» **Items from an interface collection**
= = = = =

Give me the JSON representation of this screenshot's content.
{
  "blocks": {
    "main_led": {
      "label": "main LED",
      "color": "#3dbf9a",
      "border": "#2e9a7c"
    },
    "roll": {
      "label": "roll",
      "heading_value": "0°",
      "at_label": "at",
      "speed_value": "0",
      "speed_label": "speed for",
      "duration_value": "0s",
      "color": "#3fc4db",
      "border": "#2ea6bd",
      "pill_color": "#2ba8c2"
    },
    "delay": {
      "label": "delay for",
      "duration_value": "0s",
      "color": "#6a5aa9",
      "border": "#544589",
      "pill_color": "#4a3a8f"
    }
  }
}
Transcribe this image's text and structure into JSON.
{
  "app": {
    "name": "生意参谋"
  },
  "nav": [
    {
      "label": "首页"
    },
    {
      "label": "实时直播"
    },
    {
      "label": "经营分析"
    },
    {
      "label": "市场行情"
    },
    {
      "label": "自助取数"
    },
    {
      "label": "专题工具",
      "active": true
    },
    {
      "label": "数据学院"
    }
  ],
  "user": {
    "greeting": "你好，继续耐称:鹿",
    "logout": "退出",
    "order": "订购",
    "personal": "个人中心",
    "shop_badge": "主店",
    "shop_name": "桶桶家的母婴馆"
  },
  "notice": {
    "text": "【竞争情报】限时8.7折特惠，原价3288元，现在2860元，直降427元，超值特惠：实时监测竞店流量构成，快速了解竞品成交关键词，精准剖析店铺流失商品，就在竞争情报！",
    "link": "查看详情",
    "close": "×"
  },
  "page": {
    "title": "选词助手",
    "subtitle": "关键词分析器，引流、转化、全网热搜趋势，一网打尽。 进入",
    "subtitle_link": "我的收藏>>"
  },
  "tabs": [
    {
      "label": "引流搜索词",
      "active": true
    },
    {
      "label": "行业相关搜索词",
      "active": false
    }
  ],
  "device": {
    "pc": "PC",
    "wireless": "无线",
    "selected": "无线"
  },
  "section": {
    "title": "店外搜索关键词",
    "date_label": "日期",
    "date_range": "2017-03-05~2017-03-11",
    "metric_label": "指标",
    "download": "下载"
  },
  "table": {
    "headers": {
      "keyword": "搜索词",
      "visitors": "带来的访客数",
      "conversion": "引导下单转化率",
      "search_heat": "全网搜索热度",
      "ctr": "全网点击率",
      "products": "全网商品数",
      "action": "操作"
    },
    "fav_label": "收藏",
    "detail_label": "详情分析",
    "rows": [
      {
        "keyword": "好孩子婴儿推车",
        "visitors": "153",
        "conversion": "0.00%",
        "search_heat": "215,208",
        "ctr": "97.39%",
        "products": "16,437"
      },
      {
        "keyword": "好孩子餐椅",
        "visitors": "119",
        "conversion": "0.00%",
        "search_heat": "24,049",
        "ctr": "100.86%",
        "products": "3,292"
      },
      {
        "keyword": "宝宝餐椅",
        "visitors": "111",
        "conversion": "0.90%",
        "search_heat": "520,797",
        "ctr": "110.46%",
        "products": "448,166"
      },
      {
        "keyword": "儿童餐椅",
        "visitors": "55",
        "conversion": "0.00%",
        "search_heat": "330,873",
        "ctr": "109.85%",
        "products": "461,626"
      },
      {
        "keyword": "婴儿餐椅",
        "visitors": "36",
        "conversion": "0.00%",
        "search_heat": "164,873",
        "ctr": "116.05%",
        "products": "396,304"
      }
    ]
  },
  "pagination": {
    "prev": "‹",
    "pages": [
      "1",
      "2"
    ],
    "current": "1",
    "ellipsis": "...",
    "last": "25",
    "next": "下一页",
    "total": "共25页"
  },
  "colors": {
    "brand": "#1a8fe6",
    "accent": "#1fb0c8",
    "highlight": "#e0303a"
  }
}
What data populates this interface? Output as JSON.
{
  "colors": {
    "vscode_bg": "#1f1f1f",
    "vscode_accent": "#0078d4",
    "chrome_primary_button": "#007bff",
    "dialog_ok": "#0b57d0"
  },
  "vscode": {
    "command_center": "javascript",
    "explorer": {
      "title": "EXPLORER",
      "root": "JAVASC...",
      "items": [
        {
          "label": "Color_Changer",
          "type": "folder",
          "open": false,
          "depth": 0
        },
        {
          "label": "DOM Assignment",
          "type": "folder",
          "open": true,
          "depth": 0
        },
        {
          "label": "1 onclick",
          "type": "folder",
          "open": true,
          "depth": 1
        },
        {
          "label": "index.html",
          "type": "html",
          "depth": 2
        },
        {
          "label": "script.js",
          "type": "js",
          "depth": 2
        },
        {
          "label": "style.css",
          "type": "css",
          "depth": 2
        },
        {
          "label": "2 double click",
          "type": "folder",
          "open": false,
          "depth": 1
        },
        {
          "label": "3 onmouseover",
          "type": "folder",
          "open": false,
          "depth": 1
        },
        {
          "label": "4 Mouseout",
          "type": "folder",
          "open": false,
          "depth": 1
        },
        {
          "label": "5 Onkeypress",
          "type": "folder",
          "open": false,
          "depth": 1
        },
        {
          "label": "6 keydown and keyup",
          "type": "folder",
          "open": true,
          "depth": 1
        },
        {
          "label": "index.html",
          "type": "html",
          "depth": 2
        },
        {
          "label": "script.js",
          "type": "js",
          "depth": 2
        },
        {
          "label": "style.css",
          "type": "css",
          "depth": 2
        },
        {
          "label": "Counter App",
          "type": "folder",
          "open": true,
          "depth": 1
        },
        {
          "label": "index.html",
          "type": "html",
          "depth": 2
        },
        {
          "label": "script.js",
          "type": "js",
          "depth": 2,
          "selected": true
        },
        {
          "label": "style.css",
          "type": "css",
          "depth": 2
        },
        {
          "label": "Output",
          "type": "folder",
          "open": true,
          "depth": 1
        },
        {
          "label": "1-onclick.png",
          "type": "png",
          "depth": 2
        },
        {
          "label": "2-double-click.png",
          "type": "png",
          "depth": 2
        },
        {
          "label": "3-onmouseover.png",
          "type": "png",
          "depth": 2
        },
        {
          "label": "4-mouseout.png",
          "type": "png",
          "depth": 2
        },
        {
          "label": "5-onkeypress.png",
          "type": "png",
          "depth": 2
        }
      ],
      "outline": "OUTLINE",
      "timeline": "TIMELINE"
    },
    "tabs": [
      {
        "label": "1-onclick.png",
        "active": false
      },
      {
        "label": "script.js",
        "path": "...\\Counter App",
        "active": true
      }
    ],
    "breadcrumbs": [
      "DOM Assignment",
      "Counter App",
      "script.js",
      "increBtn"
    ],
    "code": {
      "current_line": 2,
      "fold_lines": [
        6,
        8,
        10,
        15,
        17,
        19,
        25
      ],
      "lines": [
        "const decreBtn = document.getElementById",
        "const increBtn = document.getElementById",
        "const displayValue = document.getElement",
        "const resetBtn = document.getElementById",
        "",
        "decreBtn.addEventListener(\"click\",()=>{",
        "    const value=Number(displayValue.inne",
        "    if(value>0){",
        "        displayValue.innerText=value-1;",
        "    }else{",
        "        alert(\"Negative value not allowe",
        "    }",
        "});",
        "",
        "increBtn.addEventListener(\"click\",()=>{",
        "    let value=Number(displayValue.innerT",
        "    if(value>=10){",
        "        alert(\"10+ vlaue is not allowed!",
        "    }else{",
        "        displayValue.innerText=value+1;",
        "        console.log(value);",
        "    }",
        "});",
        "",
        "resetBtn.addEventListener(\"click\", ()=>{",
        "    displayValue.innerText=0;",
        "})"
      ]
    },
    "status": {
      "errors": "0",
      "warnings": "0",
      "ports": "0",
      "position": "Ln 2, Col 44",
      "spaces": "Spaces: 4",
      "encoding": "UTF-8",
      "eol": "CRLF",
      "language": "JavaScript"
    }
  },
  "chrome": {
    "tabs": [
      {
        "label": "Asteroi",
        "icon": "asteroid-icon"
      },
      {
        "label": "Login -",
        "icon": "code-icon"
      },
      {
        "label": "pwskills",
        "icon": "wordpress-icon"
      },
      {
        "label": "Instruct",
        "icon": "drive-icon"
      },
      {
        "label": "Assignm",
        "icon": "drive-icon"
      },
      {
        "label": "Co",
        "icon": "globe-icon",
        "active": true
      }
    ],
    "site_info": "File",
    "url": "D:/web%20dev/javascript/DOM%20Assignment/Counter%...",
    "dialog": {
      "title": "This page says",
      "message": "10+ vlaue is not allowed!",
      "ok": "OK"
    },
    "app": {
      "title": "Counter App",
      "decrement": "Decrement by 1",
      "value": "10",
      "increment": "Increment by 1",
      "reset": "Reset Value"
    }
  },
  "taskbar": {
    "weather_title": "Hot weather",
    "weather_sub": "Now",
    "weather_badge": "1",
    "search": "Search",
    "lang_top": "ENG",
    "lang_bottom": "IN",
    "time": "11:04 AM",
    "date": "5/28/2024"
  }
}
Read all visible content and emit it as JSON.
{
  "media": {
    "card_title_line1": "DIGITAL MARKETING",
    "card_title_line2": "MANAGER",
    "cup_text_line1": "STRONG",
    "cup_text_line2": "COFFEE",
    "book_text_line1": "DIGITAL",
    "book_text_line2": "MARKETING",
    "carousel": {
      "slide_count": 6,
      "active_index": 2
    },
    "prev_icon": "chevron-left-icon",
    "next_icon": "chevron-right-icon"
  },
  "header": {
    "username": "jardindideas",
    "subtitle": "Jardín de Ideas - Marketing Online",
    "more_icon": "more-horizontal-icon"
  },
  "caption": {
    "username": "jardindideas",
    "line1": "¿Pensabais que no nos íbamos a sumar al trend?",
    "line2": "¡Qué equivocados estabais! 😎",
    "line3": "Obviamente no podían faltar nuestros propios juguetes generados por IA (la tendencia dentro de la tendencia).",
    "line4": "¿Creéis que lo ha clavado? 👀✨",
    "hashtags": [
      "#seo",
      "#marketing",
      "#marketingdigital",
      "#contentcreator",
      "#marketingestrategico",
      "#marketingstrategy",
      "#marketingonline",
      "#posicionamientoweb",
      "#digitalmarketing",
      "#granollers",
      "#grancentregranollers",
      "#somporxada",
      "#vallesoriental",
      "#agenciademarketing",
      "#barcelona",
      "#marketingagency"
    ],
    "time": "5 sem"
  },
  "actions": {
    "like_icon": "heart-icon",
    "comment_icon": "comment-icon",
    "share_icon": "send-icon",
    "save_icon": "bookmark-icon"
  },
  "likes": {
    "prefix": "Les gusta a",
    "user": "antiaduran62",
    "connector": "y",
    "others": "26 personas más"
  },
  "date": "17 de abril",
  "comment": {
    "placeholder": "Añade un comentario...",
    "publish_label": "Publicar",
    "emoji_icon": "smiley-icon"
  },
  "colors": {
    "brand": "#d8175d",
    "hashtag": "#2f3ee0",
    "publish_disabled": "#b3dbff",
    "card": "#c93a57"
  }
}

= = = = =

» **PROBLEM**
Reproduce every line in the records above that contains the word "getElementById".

» **ANSWER TO THIS PROBLEM**
        "const decreBtn = document.getElementById",
        "const increBtn = document.getElementById",
        "const resetBtn = document.getElementById",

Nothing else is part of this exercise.